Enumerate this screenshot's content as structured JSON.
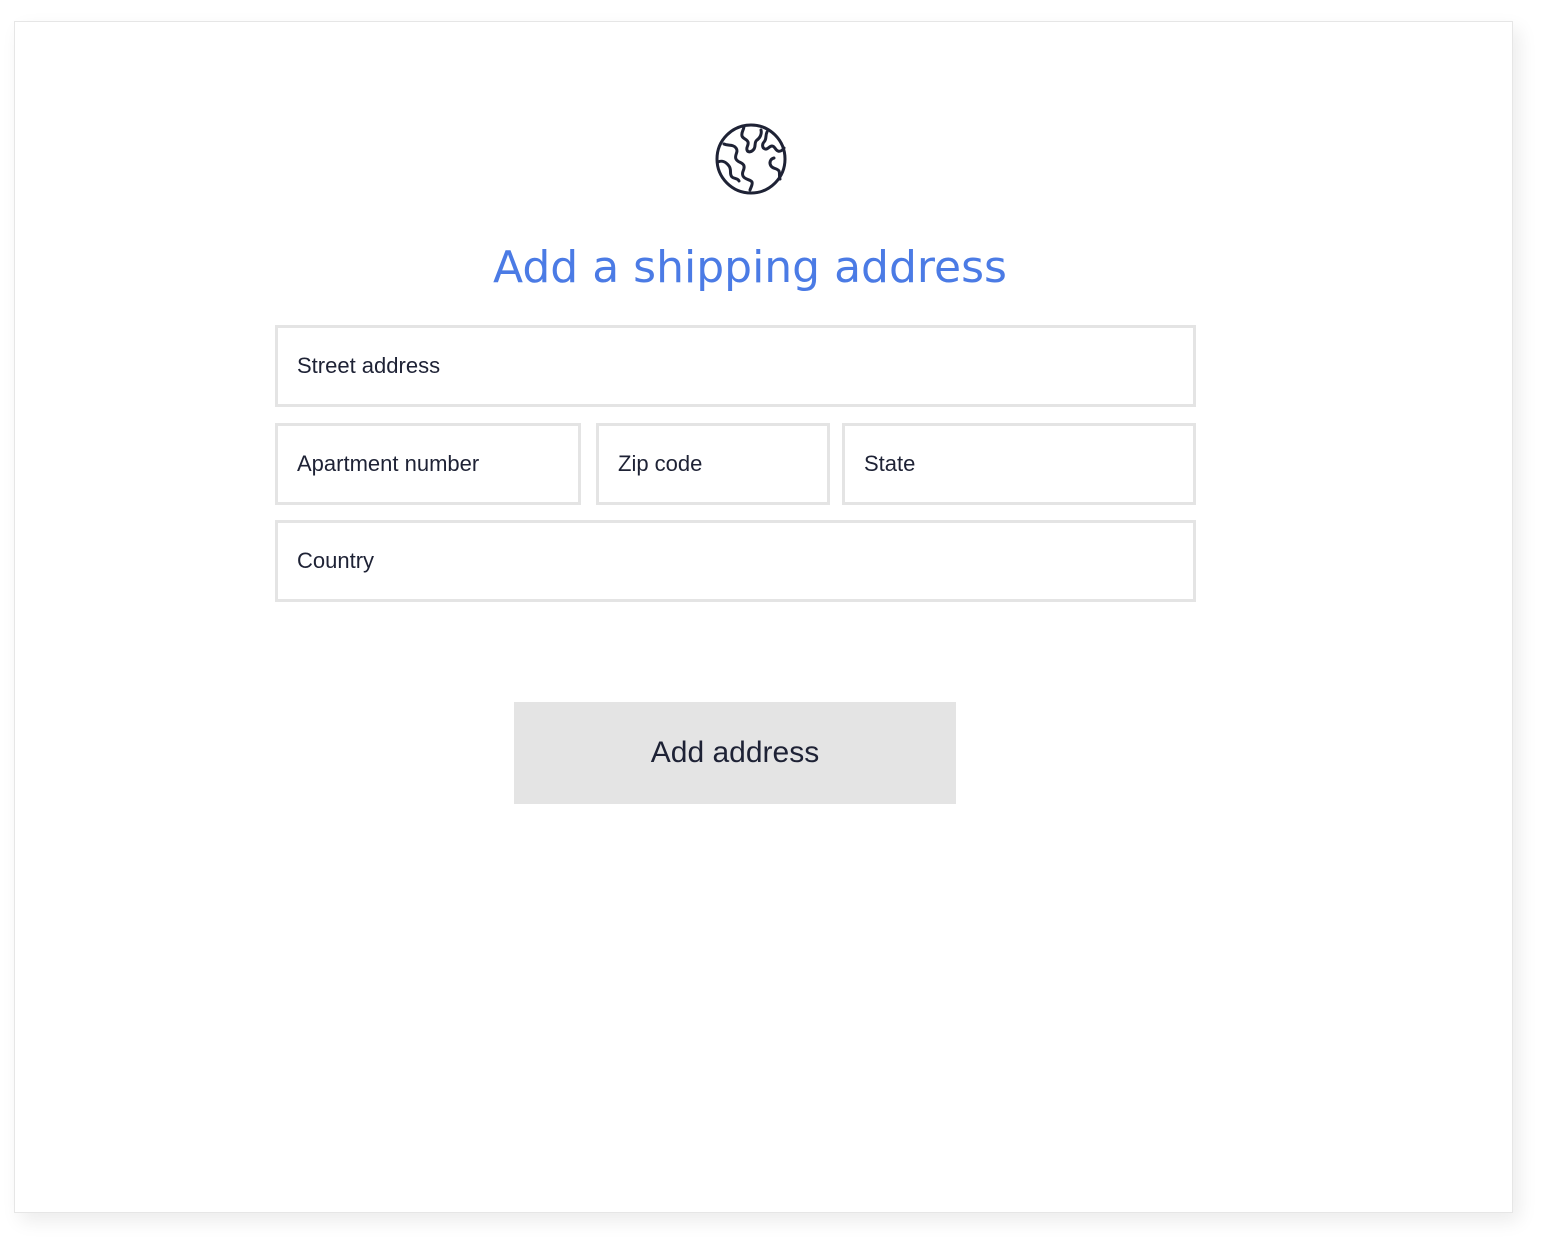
{
  "header": {
    "icon": "globe-icon",
    "title": "Add a shipping address"
  },
  "form": {
    "street_placeholder": "Street address",
    "apartment_placeholder": "Apartment number",
    "zip_placeholder": "Zip code",
    "state_placeholder": "State",
    "country_placeholder": "Country",
    "submit_label": "Add address"
  },
  "colors": {
    "accent": "#4b7be5",
    "text": "#1e2235",
    "field_border": "#e4e4e4",
    "button_bg": "#e4e4e4"
  }
}
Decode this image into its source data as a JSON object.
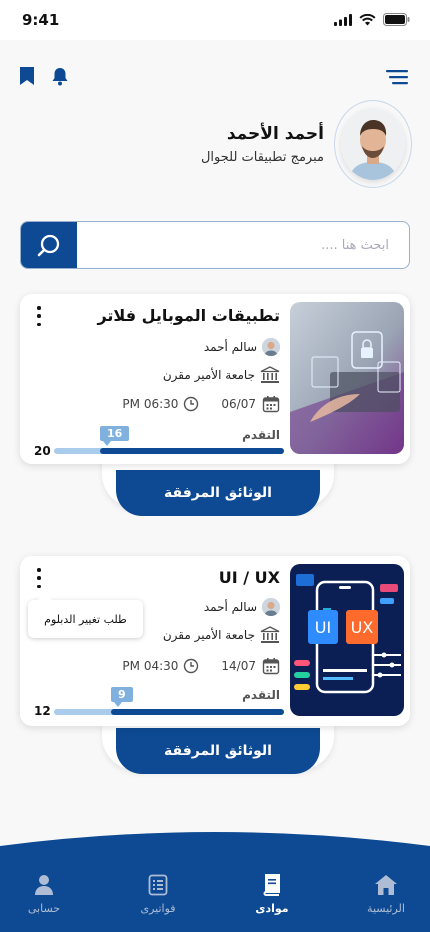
{
  "status": {
    "time": "9:41"
  },
  "profile": {
    "name": "أحمد الأحمد",
    "role": "مبرمج تطبيقات للجوال"
  },
  "search": {
    "placeholder": "ابحث هنا ...."
  },
  "courses": [
    {
      "title": "تطبيقات الموبايل فلاتر",
      "instructor": "سالم أحمد",
      "university": "جامعة الأمير مقرن",
      "date": "06/07",
      "time": "06:30 PM",
      "progress_label": "التقدم",
      "progress_current": "16",
      "progress_total": "20",
      "progress_value": 16,
      "progress_max": 20,
      "attachments_label": "الوثائق المرفقة"
    },
    {
      "title": "UI / UX",
      "instructor": "سالم أحمد",
      "university": "جامعة الأمير مقرن",
      "date": "14/07",
      "time": "04:30 PM",
      "progress_label": "التقدم",
      "progress_current": "9",
      "progress_total": "12",
      "progress_value": 9,
      "progress_max": 12,
      "attachments_label": "الوثائق المرفقة",
      "ui_tag": "UI",
      "ux_tag": "UX"
    }
  ],
  "tooltip": {
    "text": "طلب تغيير الدبلوم"
  },
  "nav": {
    "home": "الرئيسية",
    "materials": "موادى",
    "invoices": "فواتيرى",
    "account": "حسابى"
  },
  "colors": {
    "primary": "#0d4a93",
    "progress_track": "#a9ccec",
    "badge": "#7fb0de"
  }
}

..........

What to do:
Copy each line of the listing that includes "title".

Answer to the exercise:
    "title": "Add a shipping address"
      "title": "تطبيقات الموبايل فلاتر",
      "title": "UI / UX",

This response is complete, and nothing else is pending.